Bailey and her husband both taught Sunday school classes, and they taught 11th and 12th grade together.

“It was a blast. I got to teach two generations. I taught the parents and I eventually ended up teaching their children,” Bailey said.

Eventually the church was able to construct a chapel at 1811 Seventh Avenue Southeast, where it has resided ever since. At the church’s first service on May 12, 1963, over 156 adults and 96 children attended.

Bailey continued teaching at the new location with her husband. She had the honor of having her daughter, Penny, be the first baptism at the church.

Bailey recalls the fond memories she has of all the church events the congregation did together, including the chicken and biscuit suppers, the Halloween parties and the Christmas programs.

“We are a church family,” Bailey said. “Ours is really named well to be called Fellowship, because we do have a lot of fellowship at our church. I think that’s what I’m most going to miss.”

Bailey now faces the difficult task of deciding on which church she now wants to attend. She has strong ties with First United Methodist Church, which she attended before join Fellowship. However, she, like many of the other members, is still apprehensive on where she will ultimately settle.

She said that despite the difficult transition, she still has hope and faith that the future will be bright.

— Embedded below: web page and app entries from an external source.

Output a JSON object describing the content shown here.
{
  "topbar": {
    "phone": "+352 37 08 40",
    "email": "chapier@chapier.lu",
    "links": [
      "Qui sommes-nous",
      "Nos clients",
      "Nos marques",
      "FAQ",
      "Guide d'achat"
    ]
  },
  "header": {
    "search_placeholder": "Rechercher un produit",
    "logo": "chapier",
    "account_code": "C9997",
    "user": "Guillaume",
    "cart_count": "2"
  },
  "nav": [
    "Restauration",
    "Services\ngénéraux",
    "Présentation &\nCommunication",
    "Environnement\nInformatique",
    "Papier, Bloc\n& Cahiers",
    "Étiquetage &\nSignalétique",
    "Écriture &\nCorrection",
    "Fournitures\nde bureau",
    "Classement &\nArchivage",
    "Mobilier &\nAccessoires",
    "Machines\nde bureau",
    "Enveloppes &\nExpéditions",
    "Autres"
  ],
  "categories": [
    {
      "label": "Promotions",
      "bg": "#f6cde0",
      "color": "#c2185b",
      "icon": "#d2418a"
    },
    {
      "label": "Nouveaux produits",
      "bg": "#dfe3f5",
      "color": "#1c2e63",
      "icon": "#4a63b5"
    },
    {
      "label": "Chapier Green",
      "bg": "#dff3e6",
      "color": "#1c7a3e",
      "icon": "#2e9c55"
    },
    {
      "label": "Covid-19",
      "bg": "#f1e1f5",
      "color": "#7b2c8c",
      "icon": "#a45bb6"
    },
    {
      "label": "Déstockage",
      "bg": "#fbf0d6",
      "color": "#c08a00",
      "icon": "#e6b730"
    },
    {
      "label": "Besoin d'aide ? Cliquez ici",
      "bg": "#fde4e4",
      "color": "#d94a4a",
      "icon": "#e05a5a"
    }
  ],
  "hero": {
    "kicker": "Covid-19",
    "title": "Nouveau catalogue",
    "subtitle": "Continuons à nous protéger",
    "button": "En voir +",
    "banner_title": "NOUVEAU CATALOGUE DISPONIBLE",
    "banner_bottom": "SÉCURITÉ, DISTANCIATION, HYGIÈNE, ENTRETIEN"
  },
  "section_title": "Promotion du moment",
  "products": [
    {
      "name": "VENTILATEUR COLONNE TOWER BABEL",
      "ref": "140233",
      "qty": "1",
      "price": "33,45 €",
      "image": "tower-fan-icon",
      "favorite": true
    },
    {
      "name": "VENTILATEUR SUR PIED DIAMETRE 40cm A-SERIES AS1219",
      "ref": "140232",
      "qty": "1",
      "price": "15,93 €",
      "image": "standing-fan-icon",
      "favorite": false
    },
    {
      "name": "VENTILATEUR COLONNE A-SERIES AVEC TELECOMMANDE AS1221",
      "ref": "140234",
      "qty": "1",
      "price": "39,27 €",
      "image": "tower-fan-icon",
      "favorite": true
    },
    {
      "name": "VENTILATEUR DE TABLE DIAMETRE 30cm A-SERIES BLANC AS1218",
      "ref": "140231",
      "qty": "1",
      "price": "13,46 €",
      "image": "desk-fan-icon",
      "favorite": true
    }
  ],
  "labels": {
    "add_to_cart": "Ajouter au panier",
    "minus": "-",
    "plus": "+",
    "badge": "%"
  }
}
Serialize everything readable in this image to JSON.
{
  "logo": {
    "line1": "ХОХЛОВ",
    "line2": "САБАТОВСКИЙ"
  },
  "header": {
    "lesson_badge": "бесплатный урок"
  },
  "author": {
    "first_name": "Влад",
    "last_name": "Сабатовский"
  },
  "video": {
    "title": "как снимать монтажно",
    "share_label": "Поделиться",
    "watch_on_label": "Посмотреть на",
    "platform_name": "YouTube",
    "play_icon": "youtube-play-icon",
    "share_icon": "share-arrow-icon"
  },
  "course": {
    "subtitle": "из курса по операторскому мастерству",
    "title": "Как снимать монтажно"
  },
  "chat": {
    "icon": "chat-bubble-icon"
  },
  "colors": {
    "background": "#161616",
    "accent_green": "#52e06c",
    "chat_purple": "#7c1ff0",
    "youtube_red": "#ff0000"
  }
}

“The church historian, Shirley DeYoung, told me this: Yesterday is history and tomorrow is a mystery. Today is a gift, that is why it is called the present,” Bailey said.